Did you know that Queens, Brooklyn, and Long Island each have a population greater than West Virginia? The state was formed when pro-Union Virginians seceded from Virginia one month after the latter seceded from the Union.
[xv] President Biden’s climate change goals of 80% clean electricity and 50% economy-wide carbon emissions reductions by 2030 may be an issue, though the budget provides assistance to “energy and industrial transition communities, including coal, oil and gas, and nuclear transition communities.” Perhaps the amounts allotted are inadequate?
[xvi] Is he any different from the progressives at this point? He hasn’t shown his cards, while they have not, until now, accepted anyone else’s cards. The result is the same.
[xvii] Like the tax pun?
[xviii] https://www.taxslaw.com/2021/09/tax-hikes-effective-dates-and-selling-a-business/. I was involved in one transaction that “had” to close on Monday, September 13. We didn’t know that until the afternoon of Friday, September 10, following a “friendly” call to one of the parties. The Ways and Means bill was released around 11:30 pm on Sunday, the 12th. Call me naïve.
[xx] https://www.taxslaw.com/2021/09/grantor-trusts-on-the-precipice/ .
[xxi] N.B. There have been whispers that this change will be applied to all grantor trusts, regardless of when formed or funded.
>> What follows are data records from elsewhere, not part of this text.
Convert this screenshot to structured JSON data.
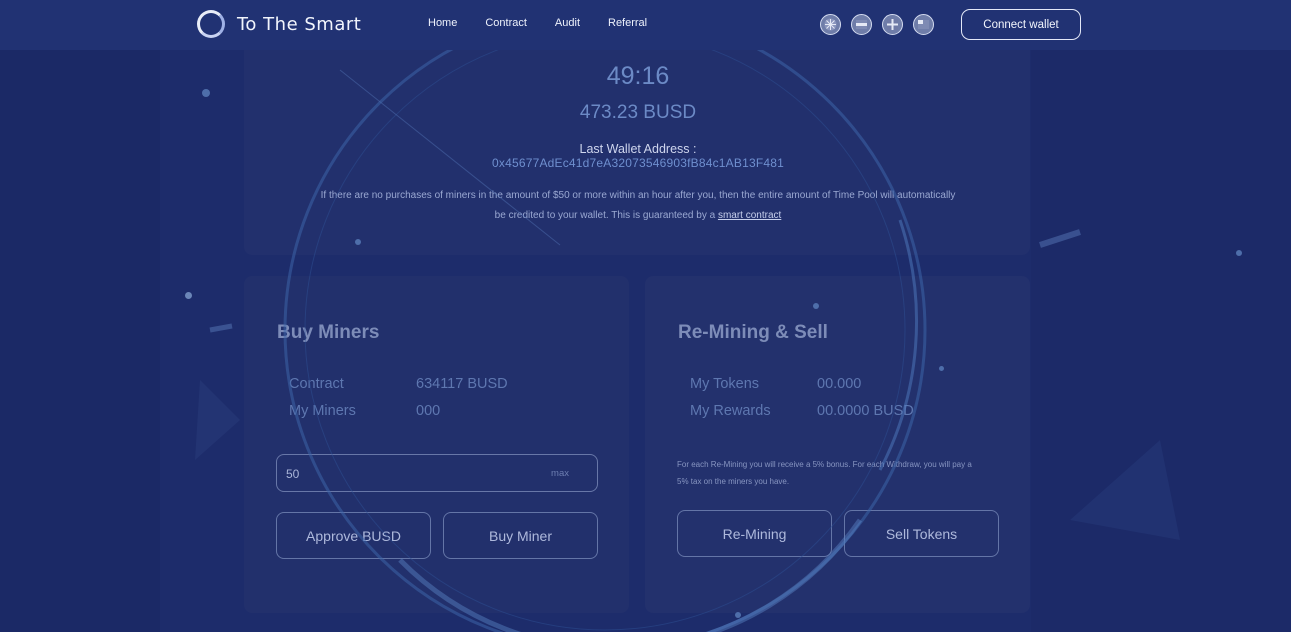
{
  "header": {
    "brand": "To The Smart",
    "nav": [
      "Home",
      "Contract",
      "Audit",
      "Referral"
    ],
    "languages": [
      "flag-1-icon",
      "flag-2-icon",
      "flag-3-icon",
      "flag-4-icon"
    ],
    "connect_label": "Connect wallet"
  },
  "pool": {
    "timer": "49:16",
    "amount": "473.23 BUSD",
    "last_wallet_label": "Last Wallet Address :",
    "last_wallet_address": "0x45677AdEc41d7eA32073546903fB84c1AB13F481",
    "notice_text": "If there are no purchases of miners in the amount of $50 or more within an hour after you, then the entire amount of Time Pool will automatically be credited to your wallet. This is guaranteed by a ",
    "notice_link": "smart contract"
  },
  "buy": {
    "title": "Buy Miners",
    "contract_label": "Contract",
    "contract_value": "634117 BUSD",
    "miners_label": "My Miners",
    "miners_value": "000",
    "input_value": "50",
    "max_label": "max",
    "approve_label": "Approve BUSD",
    "buy_label": "Buy Miner"
  },
  "sell": {
    "title": "Re-Mining & Sell",
    "tokens_label": "My Tokens",
    "tokens_value": "00.000",
    "rewards_label": "My Rewards",
    "rewards_value": "00.0000 BUSD",
    "notice": "For each Re-Mining you will receive a 5% bonus. For each Withdraw, you will pay a 5% tax on the miners you have.",
    "remining_label": "Re-Mining",
    "sell_label": "Sell Tokens"
  },
  "colors": {
    "background": "#1d2c6b",
    "header": "#213273",
    "accent_text": "#6c8ac6",
    "address": "#6f8fcf"
  }
}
[xxii] Not to mention the spending plan.
I might add, this happened without hearings, without reports from interested persons and experts, without any input from the public – it happened because one political party wanted it.
WTF is that about? Wake up America. These career politicians (on either side of the aisle) are not Plato’s philosopher kings. Campaign reform? Definitely. Term limits? Time to think hard on this. This is interesting: https://www.periodicalpress.senate.gov/seniority/ and https://www.statista.com/chart/14506/who-are-the-longest-serving-representatives-in-the-house/ .
[xxiii] I have been consulting the “Dictionary of Idioms” given to me by a close friend.
[xxiv] For example, the new transaction bank reporting requirements that are being considered.
[xxv] Currently set to occur after 2025.